“When I started working, there were two Black people, at best, in a pit – and there still are, if there are two. At Phantom, I am the only one. We haven’t made much progress on Broadway, and the situation is worse in the symphonic field.”
Dixon considers herself a feminist, and has experienced “more gender discrimination and sexual harassment than I care to acknowledge.” Although the number of women in the music business has “quadrupled in the last 20 or 30 years, very few older women manage to work in the freelance areas of our business; contractors tend to hire young women. And the real power still rests with men. Women are concert masters, principal players and soloists, but generally not personnel managers and contractors, or conductors.”
She brought these issues to 802 members through many columns in Allegro during the 1980s and early ’90s.
Her articles about the contributions of early Black musicians won numerous awards for Best Writing and Best Article from the Metro New York Labor Press Council. She loves to write and thinks that if she had not become a musician she might have gone into a field that involved writing. “I have written a few compositions for strings, but mostly I write words, poetry, and songs.”
THE POINTER FOUNDATION STRING PROGRAM
After Noel Pointer passed away in 1994, his family formed the Noel Pointer Foundation, which presented community concerts and gave music scholarships to young people. They then developed a proposal to start a string program. Dr. Lester Young, Jr., superintendent of District 13 in Brooklyn and the son of jazz legend Lester Young, responded very positively to the idea and made P.S. 44 in Bedford Stuyvesant, the Marcus Garvey School, available. The Board of Education provided 10 violins, which were delivered a few months after the program began. To get started, Dixon purchased Chinese violins from Weber’s Odd Lot, at $50 apiece, which she loans to the children to practice with at home. The cellos were rented.
The other teacher in the program is cellist and 802 member Nioka Workman. They started with 20 children in November of 1998. The program has expanded to P.S. 249 in Brooklyn and 60 children, ages 5 to 11, are taking part.

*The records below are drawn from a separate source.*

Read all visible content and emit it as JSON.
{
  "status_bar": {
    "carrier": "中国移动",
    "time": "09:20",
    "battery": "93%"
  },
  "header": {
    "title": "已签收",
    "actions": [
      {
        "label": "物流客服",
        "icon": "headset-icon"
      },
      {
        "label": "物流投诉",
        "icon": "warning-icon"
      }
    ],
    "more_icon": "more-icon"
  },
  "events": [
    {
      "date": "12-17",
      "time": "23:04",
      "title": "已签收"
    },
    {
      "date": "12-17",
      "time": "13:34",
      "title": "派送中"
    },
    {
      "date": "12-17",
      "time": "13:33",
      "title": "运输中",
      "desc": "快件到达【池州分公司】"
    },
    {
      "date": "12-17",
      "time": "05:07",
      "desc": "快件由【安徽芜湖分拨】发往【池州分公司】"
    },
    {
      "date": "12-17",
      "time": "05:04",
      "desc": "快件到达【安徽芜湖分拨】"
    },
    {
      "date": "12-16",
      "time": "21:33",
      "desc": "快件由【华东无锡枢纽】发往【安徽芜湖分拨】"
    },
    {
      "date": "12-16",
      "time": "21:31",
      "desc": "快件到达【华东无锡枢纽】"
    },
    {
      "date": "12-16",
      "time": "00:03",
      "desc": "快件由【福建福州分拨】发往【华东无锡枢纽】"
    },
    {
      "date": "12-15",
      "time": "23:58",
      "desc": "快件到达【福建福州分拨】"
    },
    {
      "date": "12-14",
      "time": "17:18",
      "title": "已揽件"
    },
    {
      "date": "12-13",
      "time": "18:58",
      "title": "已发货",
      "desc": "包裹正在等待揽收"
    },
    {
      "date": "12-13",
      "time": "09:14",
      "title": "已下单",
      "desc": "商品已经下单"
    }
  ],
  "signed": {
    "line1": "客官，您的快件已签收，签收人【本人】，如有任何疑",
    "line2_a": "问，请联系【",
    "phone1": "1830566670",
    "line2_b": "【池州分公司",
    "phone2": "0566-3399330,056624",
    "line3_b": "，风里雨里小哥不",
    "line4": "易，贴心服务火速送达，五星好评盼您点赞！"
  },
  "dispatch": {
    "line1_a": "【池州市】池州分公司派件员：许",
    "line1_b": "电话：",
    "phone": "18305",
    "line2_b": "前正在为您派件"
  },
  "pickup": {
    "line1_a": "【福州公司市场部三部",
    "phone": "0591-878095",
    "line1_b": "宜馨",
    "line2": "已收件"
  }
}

There was no money for books, “but that turned out to be a blessing,” Dixon said. None of the books she looked at had pictures of African American children or presented the material in a way that would work with her teaching methods. She decided to write her own book, and has written three so far. Dixon emphasizes reading and music theory, but the children also enjoy coloring the pictures she drew. Since she was writing music for them, the students started writing music and bringing it to class.
“Because they’re associated with the Pointer Foundation, the kids have had lots of opportunities to perform for an adult audience, and they love it. Their classroom teachers say that they’ve seen a great difference in the children’s self confidence and poise, and I understand that their grades are improving. Some are also playing quite well.”
802 members can help to support this program by donating violins and cellos that they are no longer using, especially smaller instruments. Financial contributions are also welcome. As a nonprofit, charitable organization, the Foundation gives receipts for tax-deductible contributions to all donors.
Two colleagues have already offered to give free private lessons to talented students in the program, and Dixon is hopeful that other members will volunteer lessons, or offer a scholarship to music camp. “Some of these kids are so bright and talented, but there are so few outlets for them,” she told Allegro. “If anyone would like more information, or to make some form of contribution, I hope they will contact Chinita Pointer, President of the Noel Pointer Foundation, at 239 Bergen Street, Brooklyn, NY 11217. The telephone number is (718) 624-8466. Or they can call me at the number listed in the union directory.”